Problem statement: Every record below is to be copied exactly, with its images omitted.

Data for processing:
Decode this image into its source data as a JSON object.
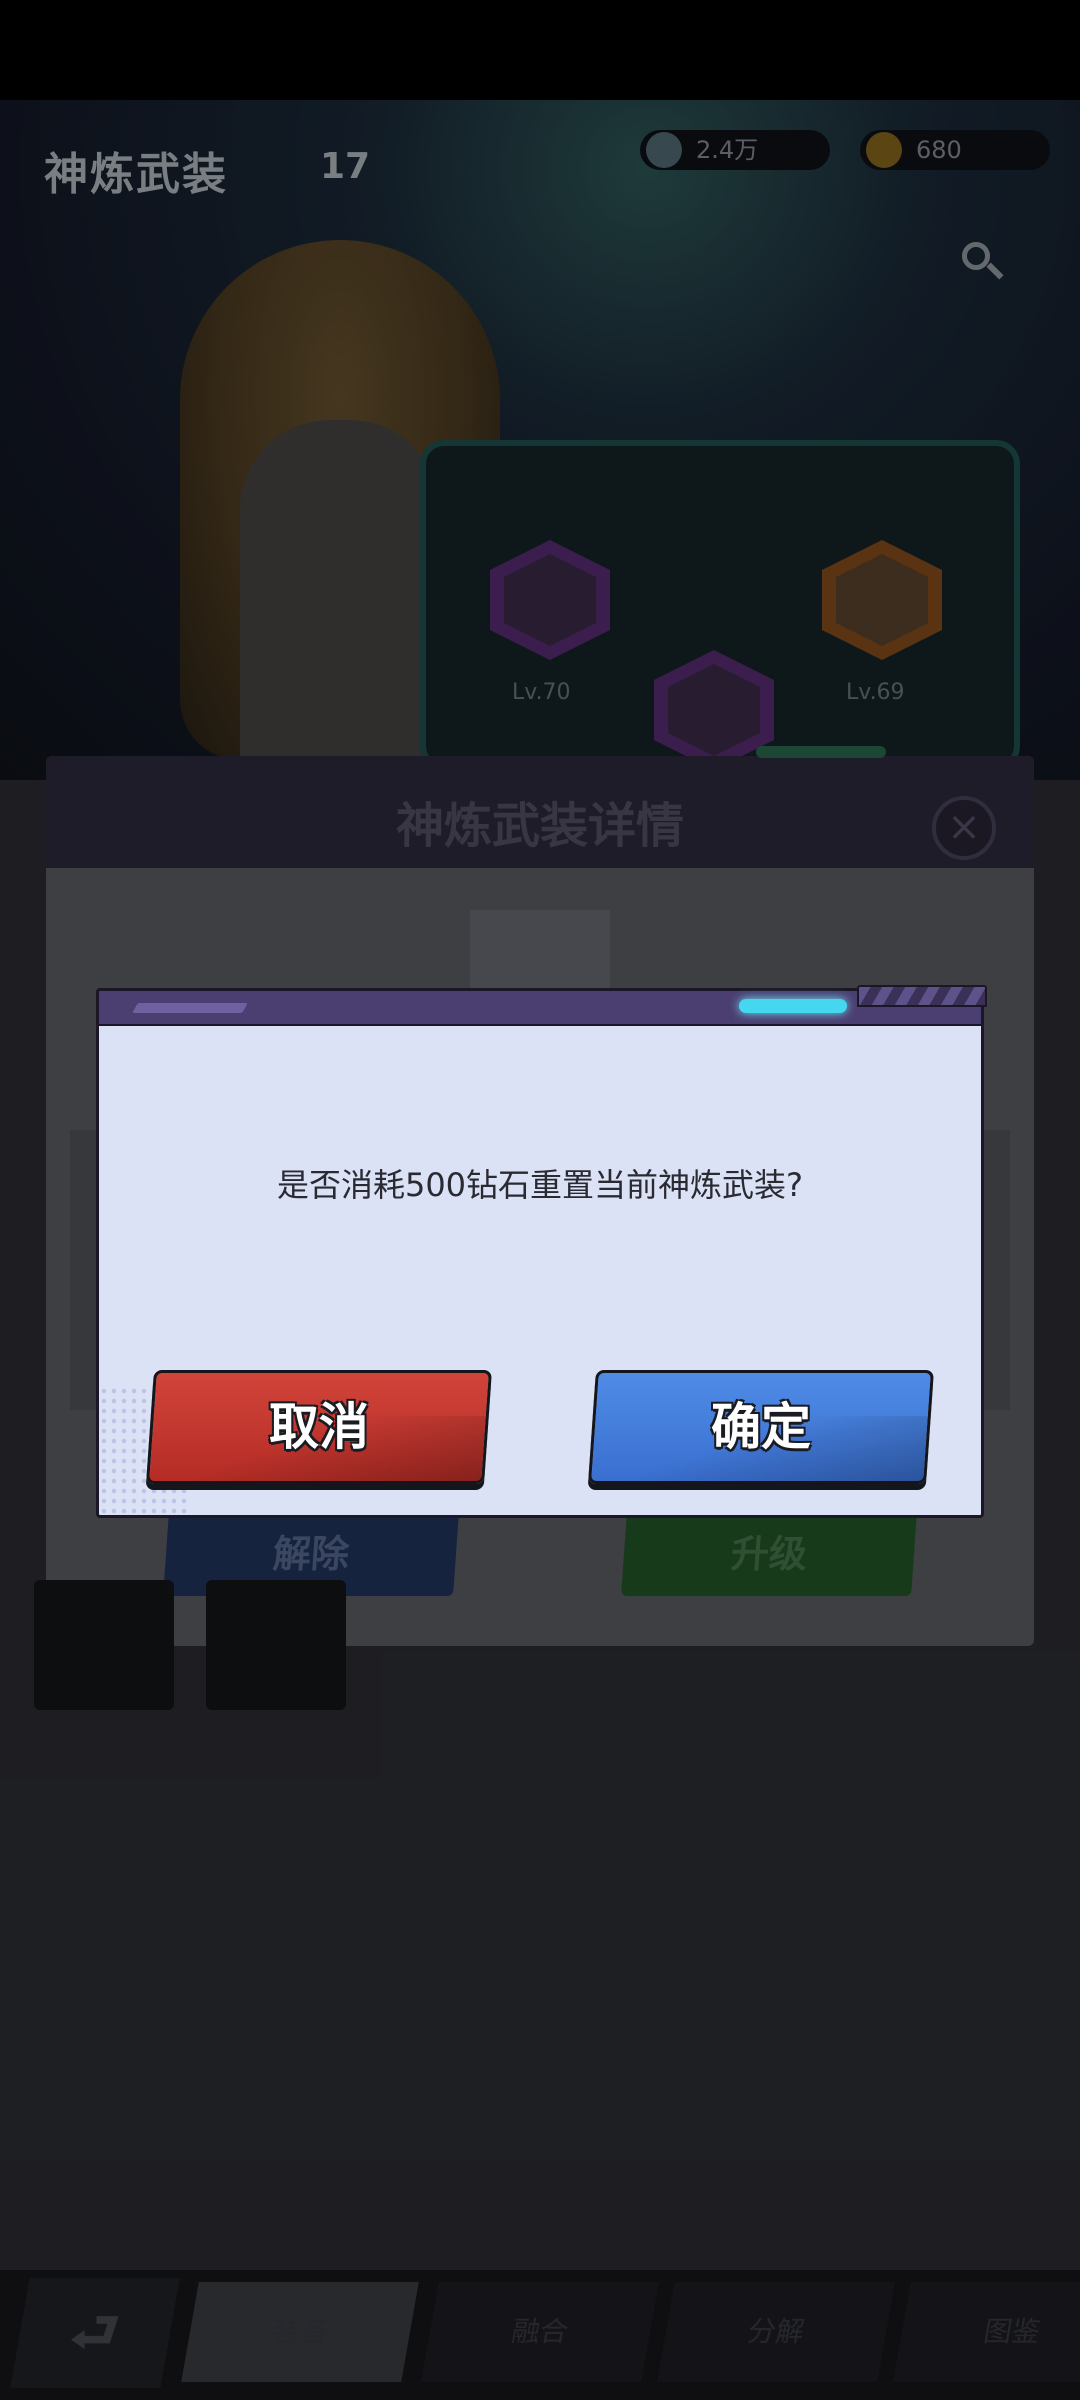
{
  "background": {
    "title": "神炼武装",
    "title_badge": "17",
    "resources": [
      {
        "icon": "gem-icon",
        "value": "2.4万"
      },
      {
        "icon": "gold-coin-icon",
        "value": "680"
      }
    ],
    "equipment_levels": [
      "Lv.70",
      "Lv.69"
    ],
    "detail_title": "神炼武装详情",
    "buttons": {
      "unequip": "解除",
      "upgrade": "升级"
    },
    "nav_tabs": [
      "装备",
      "融合",
      "分解",
      "图鉴"
    ]
  },
  "dialog": {
    "message": "是否消耗500钻石重置当前神炼武装?",
    "cancel_label": "取消",
    "confirm_label": "确定"
  },
  "colors": {
    "dialog_bg": "#dce2f5",
    "dialog_header": "#4b3e70",
    "cancel_red": "#c2352e",
    "confirm_blue": "#4a82e0",
    "accent_cyan": "#45d7f0"
  }
}
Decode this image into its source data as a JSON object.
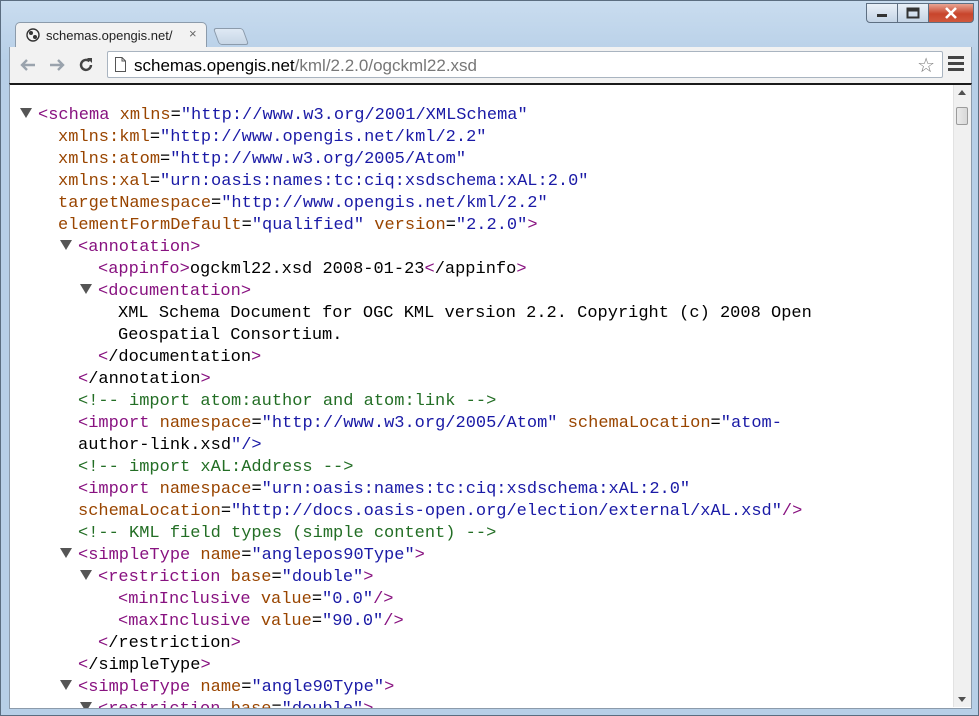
{
  "window": {
    "minimize_icon": "minimize-icon",
    "maximize_icon": "maximize-icon",
    "close_icon": "close-icon"
  },
  "tab": {
    "title": "schemas.opengis.net/",
    "close_label": "×"
  },
  "address_bar": {
    "host": "schemas.opengis.net",
    "path": "/kml/2.2.0/ogckml22.xsd"
  },
  "toolbar": {
    "back_icon": "back-arrow-icon",
    "forward_icon": "forward-arrow-icon",
    "reload_icon": "reload-icon",
    "star_label": "☆",
    "menu_icon": "hamburger-menu-icon"
  },
  "xml_lines": [
    "<schema xmlns=\"http://www.w3.org/2001/XMLSchema\"",
    "xmlns:kml=\"http://www.opengis.net/kml/2.2\"",
    "xmlns:atom=\"http://www.w3.org/2005/Atom\"",
    "xmlns:xal=\"urn:oasis:names:tc:ciq:xsdschema:xAL:2.0\"",
    "targetNamespace=\"http://www.opengis.net/kml/2.2\"",
    "elementFormDefault=\"qualified\" version=\"2.2.0\">",
    "<annotation>",
    "<appinfo>ogckml22.xsd 2008-01-23</appinfo>",
    "<documentation>",
    "XML Schema Document for OGC KML version 2.2. Copyright (c) 2008 Open",
    "Geospatial Consortium.",
    "</documentation>",
    "</annotation>",
    "<!-- import atom:author and atom:link -->",
    "<import namespace=\"http://www.w3.org/2005/Atom\" schemaLocation=\"atom-",
    "author-link.xsd\"/>",
    "<!-- import xAL:Address -->",
    "<import namespace=\"urn:oasis:names:tc:ciq:xsdschema:xAL:2.0\"",
    "schemaLocation=\"http://docs.oasis-open.org/election/external/xAL.xsd\"/>",
    "<!-- KML field types (simple content) -->",
    "<simpleType name=\"anglepos90Type\">",
    "<restriction base=\"double\">",
    "<minInclusive value=\"0.0\"/>",
    "<maxInclusive value=\"90.0\"/>",
    "</restriction>",
    "</simpleType>",
    "<simpleType name=\"angle90Type\">",
    "<restriction base=\"double\">"
  ],
  "colors": {
    "tag": "#881280",
    "attr_name": "#994500",
    "attr_value": "#1a1aa6",
    "comment": "#236e25",
    "text": "#000000"
  }
}
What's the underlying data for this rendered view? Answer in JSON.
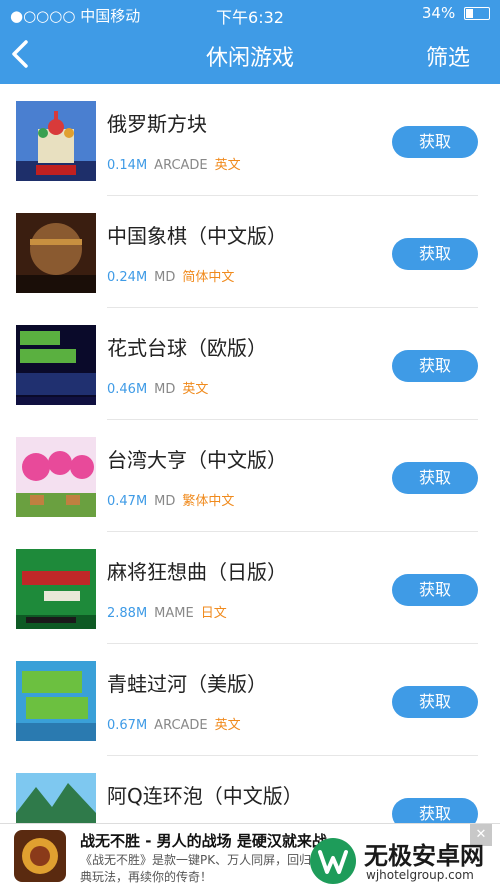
{
  "status_bar": {
    "carrier": "●○○○○ 中国移动",
    "time": "下午6:32",
    "battery": "34%",
    "battery_level": 0.34
  },
  "header": {
    "title": "休闲游戏",
    "filter_label": "筛选"
  },
  "games": [
    {
      "name": "俄罗斯方块",
      "size": "0.14M",
      "platform": "ARCADE",
      "language": "英文",
      "action": "获取",
      "thumb": "tetris-thumbnail"
    },
    {
      "name": "中国象棋（中文版）",
      "size": "0.24M",
      "platform": "MD",
      "language": "简体中文",
      "action": "获取",
      "thumb": "chinese-chess-thumbnail"
    },
    {
      "name": "花式台球（欧版）",
      "size": "0.46M",
      "platform": "MD",
      "language": "英文",
      "action": "获取",
      "thumb": "side-pocket-thumbnail"
    },
    {
      "name": "台湾大亨（中文版）",
      "size": "0.47M",
      "platform": "MD",
      "language": "繁体中文",
      "action": "获取",
      "thumb": "taiwan-tycoon-thumbnail"
    },
    {
      "name": "麻将狂想曲（日版）",
      "size": "2.88M",
      "platform": "MAME",
      "language": "日文",
      "action": "获取",
      "thumb": "mahjong-thumbnail"
    },
    {
      "name": "青蛙过河（美版）",
      "size": "0.67M",
      "platform": "ARCADE",
      "language": "英文",
      "action": "获取",
      "thumb": "frog-feast-thumbnail"
    },
    {
      "name": "阿Q连环泡（中文版）",
      "size": "",
      "platform": "",
      "language": "",
      "action": "获取",
      "thumb": "bubble-thumbnail"
    }
  ],
  "ad": {
    "title": "战无不胜 - 男人的战场 是硬汉就来战",
    "description": "《战无不胜》是款一键PK、万人同屏，回归经典玩法，再续你的传奇！",
    "close": "✕"
  },
  "watermark": {
    "text": "无极安卓网",
    "url": "wjhotelgroup.com"
  },
  "colors": {
    "accent": "#3f9be6",
    "language": "#f08a1c"
  }
}
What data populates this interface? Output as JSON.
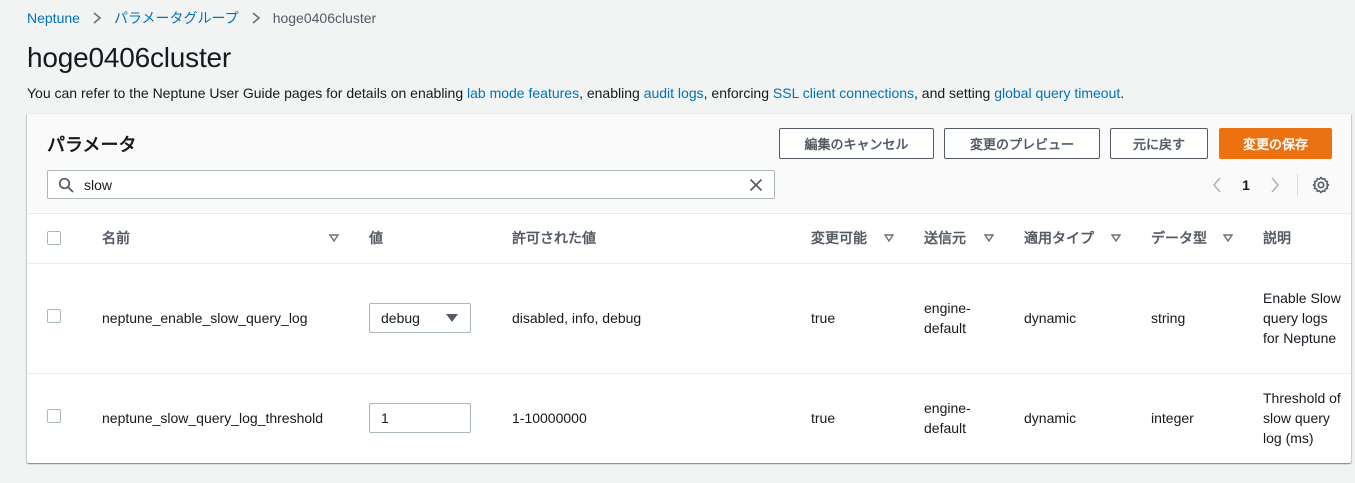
{
  "breadcrumb": {
    "root": "Neptune",
    "parent": "パラメータグループ",
    "current": "hoge0406cluster"
  },
  "page": {
    "title": "hoge0406cluster",
    "desc_1": "You can refer to the Neptune User Guide pages for details on enabling ",
    "link_1": "lab mode features",
    "desc_2": ", enabling ",
    "link_2": "audit logs",
    "desc_3": ", enforcing ",
    "link_3": "SSL client connections",
    "desc_4": ", and setting ",
    "link_4": "global query timeout",
    "desc_5": "."
  },
  "panel": {
    "title": "パラメータ",
    "buttons": {
      "cancel": "編集のキャンセル",
      "preview": "変更のプレビュー",
      "revert": "元に戻す",
      "save": "変更の保存"
    },
    "search_value": "slow",
    "page_number": "1"
  },
  "table": {
    "headers": {
      "name": "名前",
      "value": "値",
      "allowed": "許可された値",
      "modifiable": "変更可能",
      "source": "送信元",
      "apply_type": "適用タイプ",
      "data_type": "データ型",
      "description": "説明"
    },
    "rows": [
      {
        "name": "neptune_enable_slow_query_log",
        "value": "debug",
        "allowed": "disabled, info, debug",
        "modifiable": "true",
        "source": "engine-default",
        "apply_type": "dynamic",
        "data_type": "string",
        "description": "Enable Slow query logs for Neptune"
      },
      {
        "name": "neptune_slow_query_log_threshold",
        "value": "1",
        "allowed": "1-10000000",
        "modifiable": "true",
        "source": "engine-default",
        "apply_type": "dynamic",
        "data_type": "integer",
        "description": "Threshold of slow query log (ms)"
      }
    ]
  },
  "colors": {
    "link": "#0073bb",
    "primary": "#ec7211",
    "background": "#f2f3f3"
  },
  "icons": {
    "search": "search-icon",
    "clear": "close-icon",
    "prev": "chevron-left-icon",
    "next": "chevron-right-icon",
    "settings": "gear-icon",
    "sort": "caret-down-icon"
  }
}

Answer:
Decode this image into its source data as a JSON object.
{
  "background": {
    "title": "神炼武装",
    "title_badge": "17",
    "resources": [
      {
        "icon": "gem-icon",
        "value": "2.4万"
      },
      {
        "icon": "gold-coin-icon",
        "value": "680"
      }
    ],
    "equipment_levels": [
      "Lv.70",
      "Lv.69"
    ],
    "detail_title": "神炼武装详情",
    "buttons": {
      "unequip": "解除",
      "upgrade": "升级"
    },
    "nav_tabs": [
      "装备",
      "融合",
      "分解",
      "图鉴"
    ]
  },
  "dialog": {
    "message": "是否消耗500钻石重置当前神炼武装?",
    "cancel_label": "取消",
    "confirm_label": "确定"
  },
  "colors": {
    "dialog_bg": "#dce2f5",
    "dialog_header": "#4b3e70",
    "cancel_red": "#c2352e",
    "confirm_blue": "#4a82e0",
    "accent_cyan": "#45d7f0"
  }
}
Decode this image into its source data as a JSON object.
{
  "window": {
    "minimize_icon": "minimize-icon",
    "maximize_icon": "maximize-icon",
    "close_icon": "close-icon"
  },
  "tab": {
    "title": "schemas.opengis.net/",
    "close_label": "×"
  },
  "address_bar": {
    "host": "schemas.opengis.net",
    "path": "/kml/2.2.0/ogckml22.xsd"
  },
  "toolbar": {
    "back_icon": "back-arrow-icon",
    "forward_icon": "forward-arrow-icon",
    "reload_icon": "reload-icon",
    "star_label": "☆",
    "menu_icon": "hamburger-menu-icon"
  },
  "xml_lines": [
    "<schema xmlns=\"http://www.w3.org/2001/XMLSchema\"",
    "xmlns:kml=\"http://www.opengis.net/kml/2.2\"",
    "xmlns:atom=\"http://www.w3.org/2005/Atom\"",
    "xmlns:xal=\"urn:oasis:names:tc:ciq:xsdschema:xAL:2.0\"",
    "targetNamespace=\"http://www.opengis.net/kml/2.2\"",
    "elementFormDefault=\"qualified\" version=\"2.2.0\">",
    "<annotation>",
    "<appinfo>ogckml22.xsd 2008-01-23</appinfo>",
    "<documentation>",
    "XML Schema Document for OGC KML version 2.2. Copyright (c) 2008 Open",
    "Geospatial Consortium.",
    "</documentation>",
    "</annotation>",
    "<!-- import atom:author and atom:link -->",
    "<import namespace=\"http://www.w3.org/2005/Atom\" schemaLocation=\"atom-",
    "author-link.xsd\"/>",
    "<!-- import xAL:Address -->",
    "<import namespace=\"urn:oasis:names:tc:ciq:xsdschema:xAL:2.0\"",
    "schemaLocation=\"http://docs.oasis-open.org/election/external/xAL.xsd\"/>",
    "<!-- KML field types (simple content) -->",
    "<simpleType name=\"anglepos90Type\">",
    "<restriction base=\"double\">",
    "<minInclusive value=\"0.0\"/>",
    "<maxInclusive value=\"90.0\"/>",
    "</restriction>",
    "</simpleType>",
    "<simpleType name=\"angle90Type\">",
    "<restriction base=\"double\">"
  ],
  "colors": {
    "tag": "#881280",
    "attr_name": "#994500",
    "attr_value": "#1a1aa6",
    "comment": "#236e25",
    "text": "#000000"
  }
}
What's the underlying data for this rendered view? Answer in JSON.
{
  "status_bar": {
    "carrier": "●○○○○ 中国移动",
    "time": "下午6:32",
    "battery": "34%",
    "battery_level": 0.34
  },
  "header": {
    "title": "休闲游戏",
    "filter_label": "筛选"
  },
  "games": [
    {
      "name": "俄罗斯方块",
      "size": "0.14M",
      "platform": "ARCADE",
      "language": "英文",
      "action": "获取",
      "thumb": "tetris-thumbnail"
    },
    {
      "name": "中国象棋（中文版）",
      "size": "0.24M",
      "platform": "MD",
      "language": "简体中文",
      "action": "获取",
      "thumb": "chinese-chess-thumbnail"
    },
    {
      "name": "花式台球（欧版）",
      "size": "0.46M",
      "platform": "MD",
      "language": "英文",
      "action": "获取",
      "thumb": "side-pocket-thumbnail"
    },
    {
      "name": "台湾大亨（中文版）",
      "size": "0.47M",
      "platform": "MD",
      "language": "繁体中文",
      "action": "获取",
      "thumb": "taiwan-tycoon-thumbnail"
    },
    {
      "name": "麻将狂想曲（日版）",
      "size": "2.88M",
      "platform": "MAME",
      "language": "日文",
      "action": "获取",
      "thumb": "mahjong-thumbnail"
    },
    {
      "name": "青蛙过河（美版）",
      "size": "0.67M",
      "platform": "ARCADE",
      "language": "英文",
      "action": "获取",
      "thumb": "frog-feast-thumbnail"
    },
    {
      "name": "阿Q连环泡（中文版）",
      "size": "",
      "platform": "",
      "language": "",
      "action": "获取",
      "thumb": "bubble-thumbnail"
    }
  ],
  "ad": {
    "title": "战无不胜 - 男人的战场 是硬汉就来战",
    "description": "《战无不胜》是款一键PK、万人同屏，回归经典玩法，再续你的传奇！",
    "close": "✕"
  },
  "watermark": {
    "text": "无极安卓网",
    "url": "wjhotelgroup.com"
  },
  "colors": {
    "accent": "#3f9be6",
    "language": "#f08a1c"
  }
}
What data populates this interface? Output as JSON.
{
  "breadcrumb": {
    "root": "Neptune",
    "parent": "パラメータグループ",
    "current": "hoge0406cluster"
  },
  "page": {
    "title": "hoge0406cluster",
    "desc_1": "You can refer to the Neptune User Guide pages for details on enabling ",
    "link_1": "lab mode features",
    "desc_2": ", enabling ",
    "link_2": "audit logs",
    "desc_3": ", enforcing ",
    "link_3": "SSL client connections",
    "desc_4": ", and setting ",
    "link_4": "global query timeout",
    "desc_5": "."
  },
  "panel": {
    "title": "パラメータ",
    "buttons": {
      "cancel": "編集のキャンセル",
      "preview": "変更のプレビュー",
      "revert": "元に戻す",
      "save": "変更の保存"
    },
    "search_value": "slow",
    "page_number": "1"
  },
  "table": {
    "headers": {
      "name": "名前",
      "value": "値",
      "allowed": "許可された値",
      "modifiable": "変更可能",
      "source": "送信元",
      "apply_type": "適用タイプ",
      "data_type": "データ型",
      "description": "説明"
    },
    "rows": [
      {
        "name": "neptune_enable_slow_query_log",
        "value": "debug",
        "allowed": "disabled, info, debug",
        "modifiable": "true",
        "source": "engine-default",
        "apply_type": "dynamic",
        "data_type": "string",
        "description": "Enable Slow query logs for Neptune"
      },
      {
        "name": "neptune_slow_query_log_threshold",
        "value": "1",
        "allowed": "1-10000000",
        "modifiable": "true",
        "source": "engine-default",
        "apply_type": "dynamic",
        "data_type": "integer",
        "description": "Threshold of slow query log (ms)"
      }
    ]
  },
  "colors": {
    "link": "#0073bb",
    "primary": "#ec7211",
    "background": "#f2f3f3"
  },
  "icons": {
    "search": "search-icon",
    "clear": "close-icon",
    "prev": "chevron-left-icon",
    "next": "chevron-right-icon",
    "settings": "gear-icon",
    "sort": "caret-down-icon"
  }
}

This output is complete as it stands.